A touch of 'Sex and the City'
Its title is so close to that of my not-likely-to-be-successful novel "One Flight Down," I just had to read it.
What a pleasant diversion.
It's a bit like "Sex and the City," if that series had featured a more racially diverse cast. In addition to gabbing about sex and men and sex and children and sex and work, the women of "One Flight Up" are faced with issues of race.
That's just one layer of this romp, though.
No new ground is broken here, no deep insights into the inner workings of the human mind, no passages begging for a re-read.
But that's OK. It was fabulous to spend a few hours escaping reality with these women.

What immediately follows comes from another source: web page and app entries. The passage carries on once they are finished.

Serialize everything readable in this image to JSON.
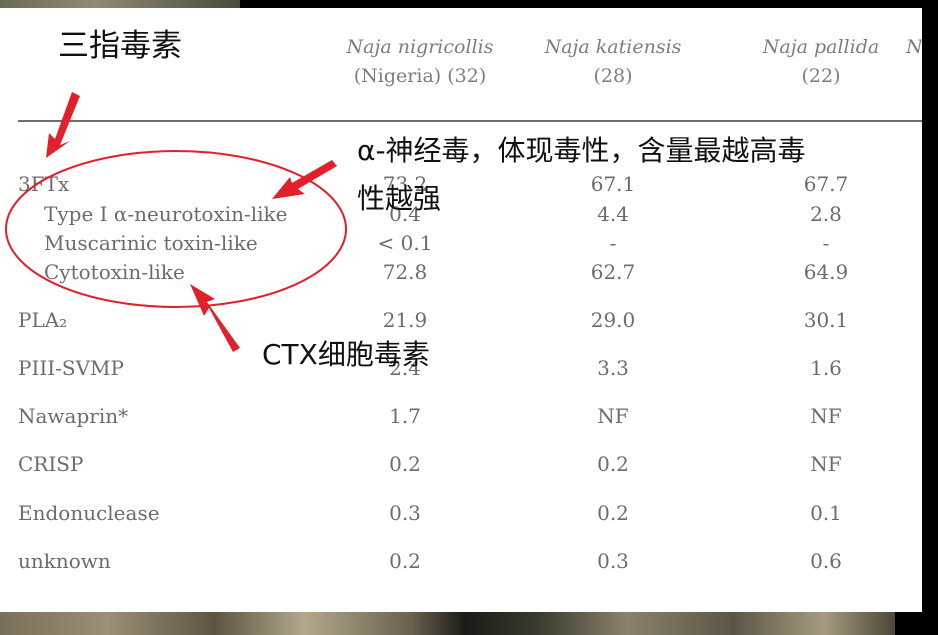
{
  "columns": [
    {
      "species": "Naja nigricollis",
      "sub": "(Nigeria) (32)"
    },
    {
      "species": "Naja katiensis",
      "sub": "(28)"
    },
    {
      "species": "Naja pallida",
      "sub": "(22)"
    },
    {
      "species": "N",
      "sub": ""
    }
  ],
  "rows": [
    {
      "label": "3FTx",
      "sub": false,
      "values": [
        "73.2",
        "67.1",
        "67.7"
      ]
    },
    {
      "label": "Type I α-neurotoxin-like",
      "sub": true,
      "values": [
        "0.4",
        "4.4",
        "2.8"
      ]
    },
    {
      "label": "Muscarinic toxin-like",
      "sub": true,
      "values": [
        "< 0.1",
        "-",
        "-"
      ]
    },
    {
      "label": "Cytotoxin-like",
      "sub": true,
      "values": [
        "72.8",
        "62.7",
        "64.9"
      ]
    },
    {
      "label": "PLA₂",
      "sub": false,
      "values": [
        "21.9",
        "29.0",
        "30.1"
      ]
    },
    {
      "label": "PIII-SVMP",
      "sub": false,
      "values": [
        "2.4",
        "3.3",
        "1.6"
      ]
    },
    {
      "label": "Nawaprin*",
      "sub": false,
      "values": [
        "1.7",
        "NF",
        "NF"
      ]
    },
    {
      "label": "CRISP",
      "sub": false,
      "values": [
        "0.2",
        "0.2",
        "NF"
      ]
    },
    {
      "label": "Endonuclease",
      "sub": false,
      "values": [
        "0.3",
        "0.2",
        "0.1"
      ]
    },
    {
      "label": "unknown",
      "sub": false,
      "values": [
        "0.2",
        "0.3",
        "0.6"
      ]
    }
  ],
  "annotations": {
    "three_finger": "三指毒素",
    "alpha_line1": "α-神经毒，体现毒性，含量最越高毒",
    "alpha_line2": "性越强",
    "ctx": "CTX细胞毒素"
  },
  "colors": {
    "annotation_red": "#e0202a",
    "text_gray": "#6c6c6c"
  }
}
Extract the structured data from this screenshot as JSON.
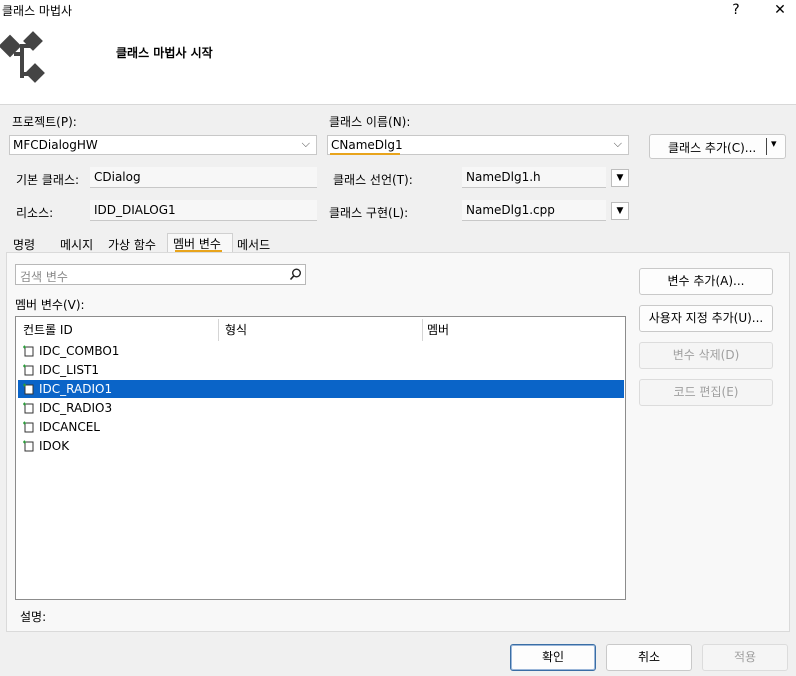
{
  "window": {
    "title": "클래스 마법사",
    "help_label": "?",
    "close_label": "✕",
    "header_title": "클래스 마법사 시작"
  },
  "project": {
    "label": "프로젝트(P):",
    "value": "MFCDialogHW"
  },
  "class_name": {
    "label": "클래스 이름(N):",
    "value": "CNameDlg1"
  },
  "add_class_button": {
    "label": "클래스 추가(C)...",
    "arrow": "▾"
  },
  "base_class": {
    "label": "기본 클래스:",
    "value": "CDialog"
  },
  "resource": {
    "label": "리소스:",
    "value": "IDD_DIALOG1"
  },
  "class_declaration": {
    "label": "클래스 선언(T):",
    "value": "NameDlg1.h"
  },
  "class_implementation": {
    "label": "클래스 구현(L):",
    "value": "NameDlg1.cpp"
  },
  "tabs": [
    {
      "label": "명령"
    },
    {
      "label": "메시지"
    },
    {
      "label": "가상 함수"
    },
    {
      "label": "멤버 변수"
    },
    {
      "label": "메서드"
    }
  ],
  "search": {
    "placeholder": "검색 변수"
  },
  "member_vars_label": "멤버 변수(V):",
  "list": {
    "columns": [
      "컨트롤 ID",
      "형식",
      "멤버"
    ],
    "rows": [
      {
        "id": "IDC_COMBO1",
        "type": "",
        "member": ""
      },
      {
        "id": "IDC_LIST1",
        "type": "",
        "member": ""
      },
      {
        "id": "IDC_RADIO1",
        "type": "",
        "member": "",
        "selected": true
      },
      {
        "id": "IDC_RADIO3",
        "type": "",
        "member": ""
      },
      {
        "id": "IDCANCEL",
        "type": "",
        "member": ""
      },
      {
        "id": "IDOK",
        "type": "",
        "member": ""
      }
    ]
  },
  "side_buttons": {
    "add_variable": "변수 추가(A)...",
    "add_custom": "사용자 지정 추가(U)...",
    "delete_variable": "변수 삭제(D)",
    "edit_code": "코드 편집(E)"
  },
  "description_label": "설명:",
  "footer": {
    "ok": "확인",
    "cancel": "취소",
    "apply": "적용"
  },
  "colors": {
    "selection": "#0a64c8",
    "accent_underline": "#e8a41c"
  }
}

I was surprised to find an online reading group guide. This just didn't strike me as the kind of book that would prompt a lot of discussion.
Question No. 8 did intrigue me: Sage points out that women "trash their own dreams to make everyone else thrive." Do you think Sage is right? Why or why not?
So I guess there is much to discuss here after all.